Friends of Padre Steve’s World,
British novelist L.P. Hartley wrote, “The past is a foreign country: they do things differently there…”
That is true. When we look at or study history it is often hard for us in our time to comprehend how others committed or allowed acts that we find reprehensibly criminal and evil. Since my primary areas of expertise include the American Civil War, including the ante-bellum period and Reconstruction, as Germany from about 1848 through 1945, including Weimar and the Nazi era, I find that I am confronted with these questions almost daily.
One of the hard things for any of us, even historians who want to present a relatively objective view of events, is to try to avoid the assumption that the people who made those decisions operated under our world-view; to assume that they should have known what we know now. But that is not the case.
The historian Richard Evans wrote in his book The Coming of the Third Reich:
“People make their own history, as Karl Marx once memorably observed, but not under conditions of their own choosing. These conditions included not only the historical context in which they lived, but also the way in which they thought, the assumptions they acted upon, and the principles and beliefs that informed their behavior.”
Yet the fact is that these contexts don’t make their history correct. Quite a few people, especially those who subordinate history to ideology and thus pretend to have a key to understanding history. Hannah Arendt noted:
“Caution in handling generally accepted opinions that claim to explain whole trends of history is especially important for the historian of modern times, because the last century has produced an abundance of ideologies that pretend to be keys to history but are actually nothing but desperate efforts to escape responsibility.”

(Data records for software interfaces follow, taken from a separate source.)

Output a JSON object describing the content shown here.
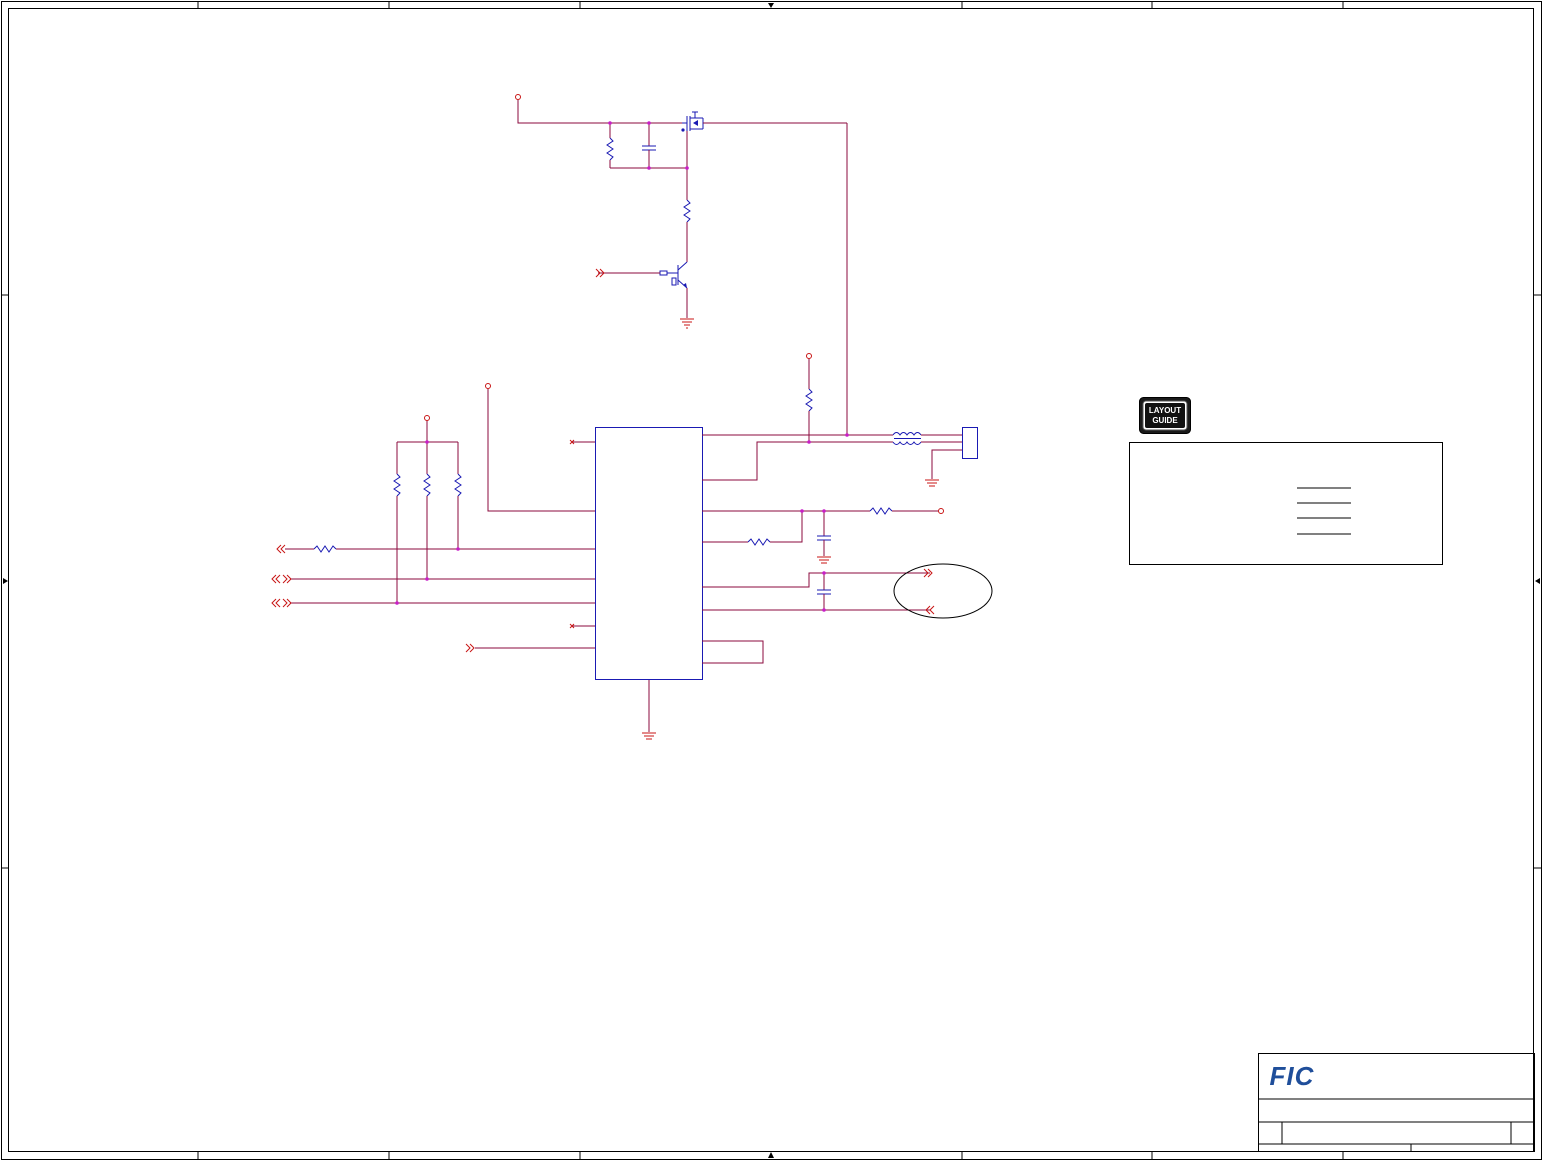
{
  "layout_guide": {
    "badge_line1": "LAYOUT",
    "badge_line2": "GUIDE"
  },
  "title_block": {
    "company_logo": "FIC",
    "logo_color": "#1f4e9a"
  },
  "colors": {
    "wire": "#8b0a3c",
    "component": "#1a1ab3",
    "power_port": "#c81414",
    "junction": "#c81ec8"
  }
}
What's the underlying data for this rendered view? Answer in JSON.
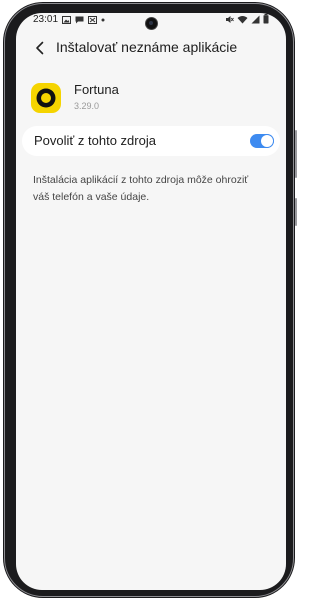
{
  "status_bar": {
    "time": "23:01",
    "left_icons": [
      "gallery-icon",
      "message-icon",
      "no-signal-icon",
      "dot-icon"
    ],
    "right_icons": [
      "mute-icon",
      "wifi-icon",
      "signal-icon",
      "battery-icon"
    ]
  },
  "header": {
    "title": "Inštalovať neznáme aplikácie"
  },
  "app": {
    "name": "Fortuna",
    "version": "3.29.0",
    "icon_color": "#f5d400"
  },
  "setting": {
    "label": "Povoliť z tohto zdroja",
    "enabled": true,
    "accent_color": "#3e8bf0"
  },
  "description": {
    "line1": "Inštalácia aplikácií z tohto zdroja môže ohroziť",
    "line2": "váš telefón a vaše údaje."
  }
}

Such is also our contemporary problem, and future historians and lay-people alike will ask the same questions about us, just as we ask them about those who went before us.
Dr. Timothy Snyder discusses how mythologized history leads to dangerous understandings of politics, which posit theories of inevitability or eternity. According to Snyder inevitability assumes “a sense that the future is just more of the present, that the laws of progress are known, that there are no alternatives, and therefore nothing really to be done.” Such was the view of many Americans and Western Europeans when Communism fell.
“Whereas inevitability promises a better future for everyone, eternity places one nation at the centre of a cyclical story of victimhood. Time is no longer a line into the future, but a circle that endlessly returns the same threats from the past. Within inevitability, no one is responsible because we all know that the details will sort themselves out for the better; within eternity, no one is responsible because we all know that the enemy is coming no matter what we do. Eternity politicians spread the conviction that government cannot aid society as a whole, but can only guard against threats. Progress gives way to doom.”
That is what makes the past so different, and it is why that when I read, study, and write that I try to understand the world-view of those that I study. I try to discover what made them who they were; to see the good and the bad, and attempt to be as fair as possible without falling into the trap of writing history as either inevitable or eternal. I try to emulate Barbara Tuchman who noted:
“What his imagination is to the poet, facts are to the historian. His exercise of judgment comes in their selection, his art in their arrangement.”
Even so I exercise a fair amount of caution when researching and writing about the past, because it truly is a different country.